* **Task prompt**:
The expected response is a copy of every line in the entries below that includes the word "Wayne".

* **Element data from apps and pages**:
|---|
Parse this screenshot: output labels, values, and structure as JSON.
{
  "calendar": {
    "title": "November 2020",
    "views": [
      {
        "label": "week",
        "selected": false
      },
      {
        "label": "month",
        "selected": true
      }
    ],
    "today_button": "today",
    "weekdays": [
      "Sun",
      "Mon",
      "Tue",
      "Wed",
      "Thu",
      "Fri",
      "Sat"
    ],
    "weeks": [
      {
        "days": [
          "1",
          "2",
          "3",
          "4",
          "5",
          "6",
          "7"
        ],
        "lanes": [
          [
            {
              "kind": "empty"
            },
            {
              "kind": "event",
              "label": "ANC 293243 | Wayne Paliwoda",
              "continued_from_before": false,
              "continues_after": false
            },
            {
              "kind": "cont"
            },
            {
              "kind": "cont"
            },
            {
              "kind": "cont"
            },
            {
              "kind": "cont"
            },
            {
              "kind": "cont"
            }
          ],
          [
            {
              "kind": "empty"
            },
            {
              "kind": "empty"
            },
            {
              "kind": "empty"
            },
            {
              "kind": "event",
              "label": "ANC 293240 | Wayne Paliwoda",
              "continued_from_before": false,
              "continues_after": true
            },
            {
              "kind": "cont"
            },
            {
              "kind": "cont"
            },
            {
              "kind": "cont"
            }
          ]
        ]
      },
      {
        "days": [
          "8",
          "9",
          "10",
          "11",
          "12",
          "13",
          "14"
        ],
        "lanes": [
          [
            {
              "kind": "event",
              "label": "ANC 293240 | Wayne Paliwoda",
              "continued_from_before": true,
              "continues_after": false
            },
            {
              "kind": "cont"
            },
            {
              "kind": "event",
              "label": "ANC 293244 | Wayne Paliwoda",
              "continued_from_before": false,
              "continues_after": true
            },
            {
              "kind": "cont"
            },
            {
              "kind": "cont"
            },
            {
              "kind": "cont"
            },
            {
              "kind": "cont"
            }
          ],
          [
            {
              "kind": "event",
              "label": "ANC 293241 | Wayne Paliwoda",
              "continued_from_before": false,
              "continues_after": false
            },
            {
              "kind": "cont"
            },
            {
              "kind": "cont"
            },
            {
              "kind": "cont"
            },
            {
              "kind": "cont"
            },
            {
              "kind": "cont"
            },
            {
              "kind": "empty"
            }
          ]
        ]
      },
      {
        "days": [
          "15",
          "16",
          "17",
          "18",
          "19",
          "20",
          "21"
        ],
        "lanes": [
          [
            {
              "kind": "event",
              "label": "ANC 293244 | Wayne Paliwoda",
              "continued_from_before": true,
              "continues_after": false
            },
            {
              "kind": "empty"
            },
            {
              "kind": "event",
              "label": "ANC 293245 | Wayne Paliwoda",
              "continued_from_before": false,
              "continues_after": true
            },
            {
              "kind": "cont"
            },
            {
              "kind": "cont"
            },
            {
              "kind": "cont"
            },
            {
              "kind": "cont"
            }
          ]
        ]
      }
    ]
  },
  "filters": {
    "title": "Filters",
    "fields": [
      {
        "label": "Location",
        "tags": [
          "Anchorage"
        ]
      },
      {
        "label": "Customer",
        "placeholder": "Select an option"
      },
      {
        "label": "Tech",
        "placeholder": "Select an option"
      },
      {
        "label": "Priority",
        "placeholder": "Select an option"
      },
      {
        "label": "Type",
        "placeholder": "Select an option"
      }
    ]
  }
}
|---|
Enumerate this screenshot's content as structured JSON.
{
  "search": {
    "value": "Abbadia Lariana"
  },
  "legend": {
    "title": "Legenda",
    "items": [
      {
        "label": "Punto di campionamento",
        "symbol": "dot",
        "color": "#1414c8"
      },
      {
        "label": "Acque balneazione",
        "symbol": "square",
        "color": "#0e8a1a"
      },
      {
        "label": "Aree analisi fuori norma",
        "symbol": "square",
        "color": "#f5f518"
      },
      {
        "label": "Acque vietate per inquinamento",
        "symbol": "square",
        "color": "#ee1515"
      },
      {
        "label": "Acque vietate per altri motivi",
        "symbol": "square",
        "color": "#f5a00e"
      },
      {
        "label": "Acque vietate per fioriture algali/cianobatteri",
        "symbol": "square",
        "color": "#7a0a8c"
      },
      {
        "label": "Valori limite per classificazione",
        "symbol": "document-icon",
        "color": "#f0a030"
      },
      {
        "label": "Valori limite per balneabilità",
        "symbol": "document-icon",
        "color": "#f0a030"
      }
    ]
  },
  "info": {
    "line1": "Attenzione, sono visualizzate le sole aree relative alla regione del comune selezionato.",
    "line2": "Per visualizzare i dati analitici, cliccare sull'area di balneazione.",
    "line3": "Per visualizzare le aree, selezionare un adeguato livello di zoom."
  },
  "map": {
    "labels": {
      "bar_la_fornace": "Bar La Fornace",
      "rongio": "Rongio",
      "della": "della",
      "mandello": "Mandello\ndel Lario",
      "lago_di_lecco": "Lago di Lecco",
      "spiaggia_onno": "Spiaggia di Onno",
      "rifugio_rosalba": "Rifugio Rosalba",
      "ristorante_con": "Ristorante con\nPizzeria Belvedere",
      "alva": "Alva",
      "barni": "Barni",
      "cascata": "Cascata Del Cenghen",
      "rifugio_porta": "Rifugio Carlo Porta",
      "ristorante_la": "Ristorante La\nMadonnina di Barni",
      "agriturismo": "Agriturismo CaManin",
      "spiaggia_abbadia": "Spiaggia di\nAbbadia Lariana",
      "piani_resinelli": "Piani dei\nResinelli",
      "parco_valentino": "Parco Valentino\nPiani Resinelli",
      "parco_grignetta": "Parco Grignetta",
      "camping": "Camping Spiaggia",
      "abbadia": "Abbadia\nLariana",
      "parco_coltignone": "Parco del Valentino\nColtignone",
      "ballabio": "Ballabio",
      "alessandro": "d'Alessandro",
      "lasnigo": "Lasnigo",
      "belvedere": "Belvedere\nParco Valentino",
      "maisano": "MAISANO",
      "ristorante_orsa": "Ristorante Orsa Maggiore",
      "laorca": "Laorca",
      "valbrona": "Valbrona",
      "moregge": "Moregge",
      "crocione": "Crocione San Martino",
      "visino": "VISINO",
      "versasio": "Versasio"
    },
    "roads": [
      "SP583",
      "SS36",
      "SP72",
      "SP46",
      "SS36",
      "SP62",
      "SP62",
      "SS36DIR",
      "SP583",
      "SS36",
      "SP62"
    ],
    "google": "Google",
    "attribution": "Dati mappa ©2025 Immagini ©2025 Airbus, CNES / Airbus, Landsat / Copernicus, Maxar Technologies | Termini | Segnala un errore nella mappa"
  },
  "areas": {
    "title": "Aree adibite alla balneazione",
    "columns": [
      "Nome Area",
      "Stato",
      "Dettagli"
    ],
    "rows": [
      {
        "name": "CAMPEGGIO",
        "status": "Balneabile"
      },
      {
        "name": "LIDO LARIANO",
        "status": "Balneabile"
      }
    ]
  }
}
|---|
* **Task response**:
              "label": "ANC 293243 | Wayne Paliwoda",
              "label": "ANC 293240 | Wayne Paliwoda",
              "label": "ANC 293240 | Wayne Paliwoda",
              "label": "ANC 293244 | Wayne Paliwoda",
              "label": "ANC 293241 | Wayne Paliwoda",
              "label": "ANC 293244 | Wayne Paliwoda",
              "label": "ANC 293245 | Wayne Paliwoda",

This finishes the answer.